as one of the criterion for approval of research:
of subjects is equitable. In making this assessment
the IRB should take into account the purposes of the
research and the setting in which the research will
be conducted and should be particularly cognizant
of the special problems of research involving vulnerable
populations, such as children, prisoners, pregnant
women, mentally disabled persons, or economically
or educationally disadvantaged persons.”
IRB members we must evaluate whether the selection
criteria and recruitment practices meet this criterion.
In their educational materials, OHRP reminds us “Defining
the appropriate group of subjects for a research project
involves a variety of factors - requirements of scientific
design, susceptibility to risk, likelihood of benefit,
practicability, and considerations of fairness.
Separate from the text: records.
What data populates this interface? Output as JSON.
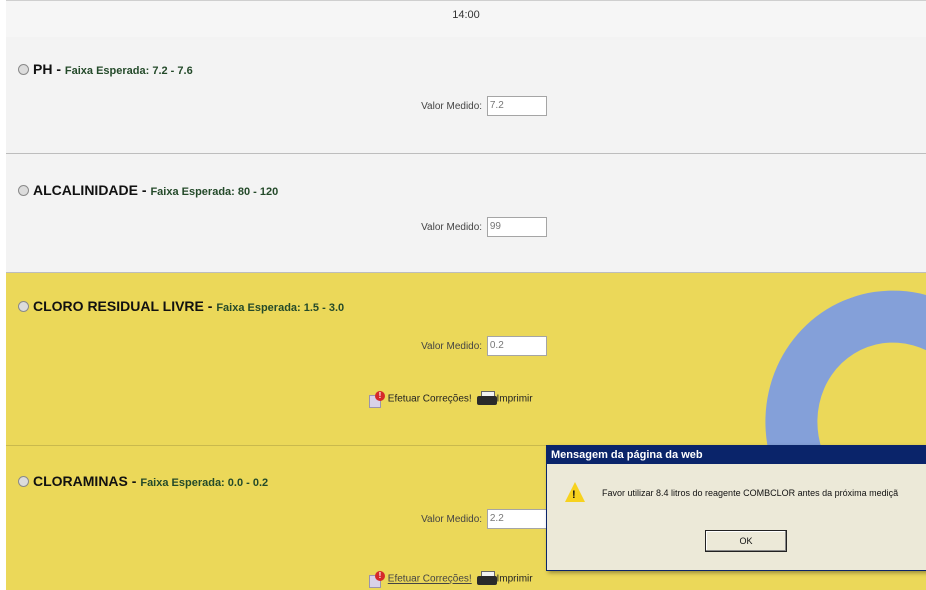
{
  "header": {
    "time": "14:00"
  },
  "sections": [
    {
      "name": "PH",
      "range": "Faixa Esperada: 7.2 - 7.6",
      "field_label": "Valor Medido:",
      "value": "7.2"
    },
    {
      "name": "ALCALINIDADE",
      "range": "Faixa Esperada: 80 - 120",
      "field_label": "Valor Medido:",
      "value": "99"
    },
    {
      "name": "CLORO RESIDUAL LIVRE",
      "range": "Faixa Esperada: 1.5 - 3.0",
      "field_label": "Valor Medido:",
      "value": "0.2",
      "actions": {
        "corrections": "Efetuar Correções!",
        "print": "Imprimir"
      }
    },
    {
      "name": "CLORAMINAS",
      "range": "Faixa Esperada: 0.0 - 0.2",
      "field_label": "Valor Medido:",
      "value": "2.2",
      "actions": {
        "corrections": "Efetuar Correções!",
        "print": "Imprimir"
      }
    }
  ],
  "dialog": {
    "title": "Mensagem da página da web",
    "message": "Favor utilizar 8.4 litros do reagente COMBCLOR antes da próxima mediçã",
    "ok_label": "OK"
  },
  "colors": {
    "highlight": "#ebd859",
    "normal": "#f3f3f3",
    "dialog_title": "#0a246a",
    "arrow": "#7f9ee0"
  },
  "icons": {
    "warning": "warning-icon",
    "print": "printer-icon",
    "bullet": "radio-bullet-icon"
  }
}
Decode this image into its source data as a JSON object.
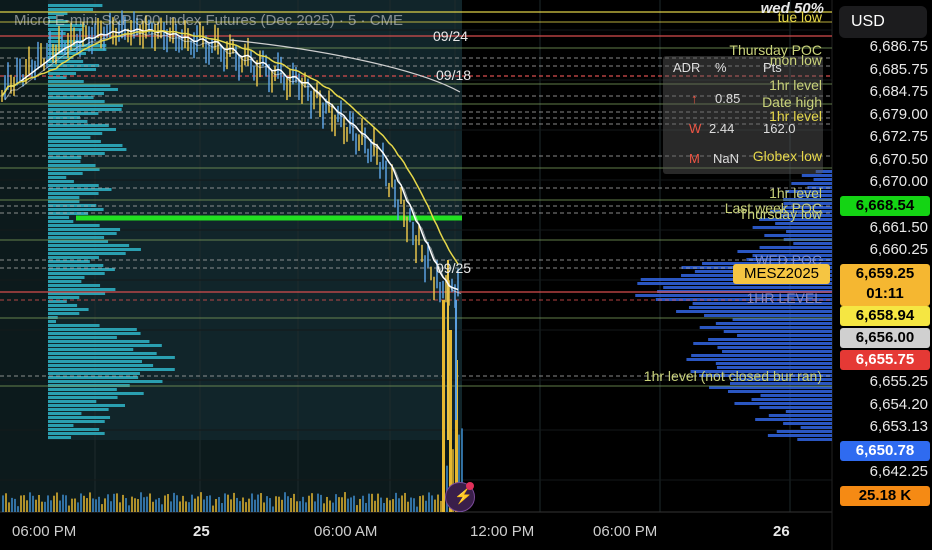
{
  "title": "Micro E-mini S&P 500 Index Futures (Dec 2025) · 5 · CME",
  "currency": "USD",
  "symbol_tag": "MESZ2025",
  "adr_panel": {
    "headers": [
      "ADR",
      "%",
      "Pts"
    ],
    "rows": [
      {
        "marker": "↑",
        "pct": "0.85",
        "pts": ""
      },
      {
        "marker": "W",
        "pct": "2.44",
        "pts": "162.0"
      },
      {
        "marker": "M",
        "pct": "NaN",
        "pts": ""
      }
    ]
  },
  "price_axis": [
    "6,686.75",
    "6,685.75",
    "6,684.75",
    "6,679.00",
    "6,672.75",
    "6,670.50",
    "6,670.00",
    "6,661.50",
    "6,660.25",
    "6,655.25",
    "6,654.20",
    "6,653.13",
    "6,642.25"
  ],
  "price_tags": [
    {
      "label": "6,668.54",
      "bg": "#14d414",
      "fg": "#000"
    },
    {
      "label": "6,659.25",
      "sub": "01:11",
      "bg": "#f5b731",
      "fg": "#000"
    },
    {
      "label": "6,658.94",
      "bg": "#f5e642",
      "fg": "#000"
    },
    {
      "label": "6,656.00",
      "bg": "#d0d0d0",
      "fg": "#000"
    },
    {
      "label": "6,655.75",
      "bg": "#e53935",
      "fg": "#fff"
    },
    {
      "label": "6,650.78",
      "bg": "#2f6bf0",
      "fg": "#fff"
    },
    {
      "label": "25.18 K",
      "bg": "#f58a14",
      "fg": "#000"
    }
  ],
  "time_axis": [
    "06:00 PM",
    "25",
    "06:00 AM",
    "12:00 PM",
    "06:00 PM",
    "26"
  ],
  "level_labels": [
    {
      "text": "wed 50%",
      "color": "#e8e8e8"
    },
    {
      "text": "tue low",
      "color": "#e6d84a"
    },
    {
      "text": "09/24",
      "color": "#e8e8e8"
    },
    {
      "text": "Thursday POC",
      "color": "#c9d27a"
    },
    {
      "text": "mon low",
      "color": "#c9d27a"
    },
    {
      "text": "09/18",
      "color": "#e8e8e8"
    },
    {
      "text": "1hr level",
      "color": "#c9d27a"
    },
    {
      "text": "Date high",
      "color": "#c9d27a"
    },
    {
      "text": "1hr level",
      "color": "#e6d84a"
    },
    {
      "text": "Globex low",
      "color": "#e6d84a"
    },
    {
      "text": "1hr level",
      "color": "#c9d27a"
    },
    {
      "text": "Last week POC",
      "color": "#c9d27a"
    },
    {
      "text": "Thursday low",
      "color": "#c9d27a"
    },
    {
      "text": "WED POC",
      "color": "#7a8bd0"
    },
    {
      "text": "09/25",
      "color": "#e8e8e8"
    },
    {
      "text": "1HR LEVEL",
      "color": "#8a8ac0"
    },
    {
      "text": "1hr level (not closed bur ran)",
      "color": "#c9d27a"
    }
  ],
  "colors": {
    "bg": "#000000",
    "volume_profile_left": "#2fb5c8",
    "volume_profile_right": "#2f5fd6",
    "ma_white": "#ffffff",
    "ma_yellow": "#e6d84a",
    "poc_green": "#22e022"
  }
}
IRBs
are required to make a specific determination that
the selection of subjects is equitable”.
provides the following example: “Patients may also
be susceptible to real or imaginary pressure to participate.
If an investigator also serves as a patient's primary
physician, he or she may feel obliged to participate
in the research out of a desire to please, gratitude,
or fear that failure to do so will result in hostility
or abandonment. Patients who are dependent upon a
particular facility for their care (e.g., Veterans
Hospitals, Indian Health Service Hospitals, or community
health clinics) may feel that they will be treated
less well or with less favor if they refuse to participate
finally, OHRP suggests: “With these caveats in mind,
investigators and IRBs must be careful not to overprotect
vulnerable populations so that they are excluded from
participating in research in which they wish to participate,
particularly where the research involves therapies
for conditions with no available treatments (such
as HIV). So too, patients with serious or poorly understood
disorders may want to participate frequently in research
designed to provide a better understanding of their
condition. The fact that the subject may be either
a patient of the principal investigator or a patient
in the clinic or hospital where the investigator conducts
the research should not preclude them from the opportunity
to choose to participate as often as they wish”.
our review and assessment of subject selection, we
should consider the following issues:
• The purposes of the research.
• The setting in which the research would be conducted.
• Whether prospective participants would be vulnerable
to coercion or undue influence.
• The selection (inclusion/exclusion) criteria.
• Participant recruitment and enrollment procedures.
• The amount and timing of payments to participants.
AHRPP Evaluation Tool